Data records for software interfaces
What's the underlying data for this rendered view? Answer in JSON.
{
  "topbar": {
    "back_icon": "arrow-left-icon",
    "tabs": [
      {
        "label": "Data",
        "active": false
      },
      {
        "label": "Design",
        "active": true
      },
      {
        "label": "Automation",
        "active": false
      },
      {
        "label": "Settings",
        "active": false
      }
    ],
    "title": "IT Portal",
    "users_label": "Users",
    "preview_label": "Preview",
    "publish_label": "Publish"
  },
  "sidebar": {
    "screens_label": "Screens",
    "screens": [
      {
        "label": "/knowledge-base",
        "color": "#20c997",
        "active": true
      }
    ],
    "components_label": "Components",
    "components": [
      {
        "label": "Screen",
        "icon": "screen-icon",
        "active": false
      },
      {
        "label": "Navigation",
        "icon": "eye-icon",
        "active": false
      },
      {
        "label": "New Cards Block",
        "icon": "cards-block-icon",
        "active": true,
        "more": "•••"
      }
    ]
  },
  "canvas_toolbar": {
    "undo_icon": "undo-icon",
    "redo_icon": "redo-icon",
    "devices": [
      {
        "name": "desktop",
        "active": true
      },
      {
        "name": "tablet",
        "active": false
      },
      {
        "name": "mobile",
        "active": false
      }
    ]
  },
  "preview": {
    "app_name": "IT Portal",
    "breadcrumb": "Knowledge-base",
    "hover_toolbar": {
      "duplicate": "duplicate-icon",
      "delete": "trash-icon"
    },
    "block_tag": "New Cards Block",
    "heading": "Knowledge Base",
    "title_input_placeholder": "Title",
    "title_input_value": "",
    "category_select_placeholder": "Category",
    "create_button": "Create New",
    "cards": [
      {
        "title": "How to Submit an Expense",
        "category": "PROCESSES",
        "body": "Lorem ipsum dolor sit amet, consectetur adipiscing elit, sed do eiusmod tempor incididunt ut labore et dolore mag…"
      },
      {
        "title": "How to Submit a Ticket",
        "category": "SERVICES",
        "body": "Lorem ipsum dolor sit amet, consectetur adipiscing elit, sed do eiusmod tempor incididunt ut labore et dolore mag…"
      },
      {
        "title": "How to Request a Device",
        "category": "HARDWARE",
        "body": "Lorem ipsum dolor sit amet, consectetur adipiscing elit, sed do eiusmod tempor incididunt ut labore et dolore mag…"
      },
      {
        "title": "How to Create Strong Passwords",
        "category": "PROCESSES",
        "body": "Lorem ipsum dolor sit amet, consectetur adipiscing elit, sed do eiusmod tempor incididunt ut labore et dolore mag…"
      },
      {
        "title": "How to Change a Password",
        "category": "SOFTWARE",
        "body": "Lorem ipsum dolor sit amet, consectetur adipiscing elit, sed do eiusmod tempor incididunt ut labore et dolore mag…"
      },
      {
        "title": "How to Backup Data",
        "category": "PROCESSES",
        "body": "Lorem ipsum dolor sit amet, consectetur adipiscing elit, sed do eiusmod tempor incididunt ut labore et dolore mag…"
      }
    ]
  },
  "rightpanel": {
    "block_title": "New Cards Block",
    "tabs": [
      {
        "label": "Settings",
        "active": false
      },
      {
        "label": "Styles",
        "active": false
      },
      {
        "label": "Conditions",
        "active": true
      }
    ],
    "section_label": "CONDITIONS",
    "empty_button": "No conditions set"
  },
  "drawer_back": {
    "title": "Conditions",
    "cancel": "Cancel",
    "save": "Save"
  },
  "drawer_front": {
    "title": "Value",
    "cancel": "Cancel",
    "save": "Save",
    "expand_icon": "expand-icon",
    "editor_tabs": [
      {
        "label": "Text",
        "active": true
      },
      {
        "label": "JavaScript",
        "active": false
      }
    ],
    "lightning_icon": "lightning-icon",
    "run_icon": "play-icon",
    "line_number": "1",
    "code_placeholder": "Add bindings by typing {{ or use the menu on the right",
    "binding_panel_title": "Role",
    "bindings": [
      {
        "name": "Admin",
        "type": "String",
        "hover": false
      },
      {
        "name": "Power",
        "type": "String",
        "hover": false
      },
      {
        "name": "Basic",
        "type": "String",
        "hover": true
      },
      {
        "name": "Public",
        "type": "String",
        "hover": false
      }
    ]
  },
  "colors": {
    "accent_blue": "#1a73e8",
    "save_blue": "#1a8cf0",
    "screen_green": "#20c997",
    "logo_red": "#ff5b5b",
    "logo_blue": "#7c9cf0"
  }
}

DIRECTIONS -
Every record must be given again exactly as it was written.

FINISHED TASK -
What's the underlying data for this rendered view? Answer in JSON.
{
  "topbar": {
    "back_icon": "arrow-left-icon",
    "tabs": [
      {
        "label": "Data",
        "active": false
      },
      {
        "label": "Design",
        "active": true
      },
      {
        "label": "Automation",
        "active": false
      },
      {
        "label": "Settings",
        "active": false
      }
    ],
    "title": "IT Portal",
    "users_label": "Users",
    "preview_label": "Preview",
    "publish_label": "Publish"
  },
  "sidebar": {
    "screens_label": "Screens",
    "screens": [
      {
        "label": "/knowledge-base",
        "color": "#20c997",
        "active": true
      }
    ],
    "components_label": "Components",
    "components": [
      {
        "label": "Screen",
        "icon": "screen-icon",
        "active": false
      },
      {
        "label": "Navigation",
        "icon": "eye-icon",
        "active": false
      },
      {
        "label": "New Cards Block",
        "icon": "cards-block-icon",
        "active": true,
        "more": "•••"
      }
    ]
  },
  "canvas_toolbar": {
    "undo_icon": "undo-icon",
    "redo_icon": "redo-icon",
    "devices": [
      {
        "name": "desktop",
        "active": true
      },
      {
        "name": "tablet",
        "active": false
      },
      {
        "name": "mobile",
        "active": false
      }
    ]
  },
  "preview": {
    "app_name": "IT Portal",
    "breadcrumb": "Knowledge-base",
    "hover_toolbar": {
      "duplicate": "duplicate-icon",
      "delete": "trash-icon"
    },
    "block_tag": "New Cards Block",
    "heading": "Knowledge Base",
    "title_input_placeholder": "Title",
    "title_input_value": "",
    "category_select_placeholder": "Category",
    "create_button": "Create New",
    "cards": [
      {
        "title": "How to Submit an Expense",
        "category": "PROCESSES",
        "body": "Lorem ipsum dolor sit amet, consectetur adipiscing elit, sed do eiusmod tempor incididunt ut labore et dolore mag…"
      },
      {
        "title": "How to Submit a Ticket",
        "category": "SERVICES",
        "body": "Lorem ipsum dolor sit amet, consectetur adipiscing elit, sed do eiusmod tempor incididunt ut labore et dolore mag…"
      },
      {
        "title": "How to Request a Device",
        "category": "HARDWARE",
        "body": "Lorem ipsum dolor sit amet, consectetur adipiscing elit, sed do eiusmod tempor incididunt ut labore et dolore mag…"
      },
      {
        "title": "How to Create Strong Passwords",
        "category": "PROCESSES",
        "body": "Lorem ipsum dolor sit amet, consectetur adipiscing elit, sed do eiusmod tempor incididunt ut labore et dolore mag…"
      },
      {
        "title": "How to Change a Password",
        "category": "SOFTWARE",
        "body": "Lorem ipsum dolor sit amet, consectetur adipiscing elit, sed do eiusmod tempor incididunt ut labore et dolore mag…"
      },
      {
        "title": "How to Backup Data",
        "category": "PROCESSES",
        "body": "Lorem ipsum dolor sit amet, consectetur adipiscing elit, sed do eiusmod tempor incididunt ut labore et dolore mag…"
      }
    ]
  },
  "rightpanel": {
    "block_title": "New Cards Block",
    "tabs": [
      {
        "label": "Settings",
        "active": false
      },
      {
        "label": "Styles",
        "active": false
      },
      {
        "label": "Conditions",
        "active": true
      }
    ],
    "section_label": "CONDITIONS",
    "empty_button": "No conditions set"
  },
  "drawer_back": {
    "title": "Conditions",
    "cancel": "Cancel",
    "save": "Save"
  },
  "drawer_front": {
    "title": "Value",
    "cancel": "Cancel",
    "save": "Save",
    "expand_icon": "expand-icon",
    "editor_tabs": [
      {
        "label": "Text",
        "active": true
      },
      {
        "label": "JavaScript",
        "active": false
      }
    ],
    "lightning_icon": "lightning-icon",
    "run_icon": "play-icon",
    "line_number": "1",
    "code_placeholder": "Add bindings by typing {{ or use the menu on the right",
    "binding_panel_title": "Role",
    "bindings": [
      {
        "name": "Admin",
        "type": "String",
        "hover": false
      },
      {
        "name": "Power",
        "type": "String",
        "hover": false
      },
      {
        "name": "Basic",
        "type": "String",
        "hover": true
      },
      {
        "name": "Public",
        "type": "String",
        "hover": false
      }
    ]
  },
  "colors": {
    "accent_blue": "#1a73e8",
    "save_blue": "#1a8cf0",
    "screen_green": "#20c997",
    "logo_red": "#ff5b5b",
    "logo_blue": "#7c9cf0"
  }
}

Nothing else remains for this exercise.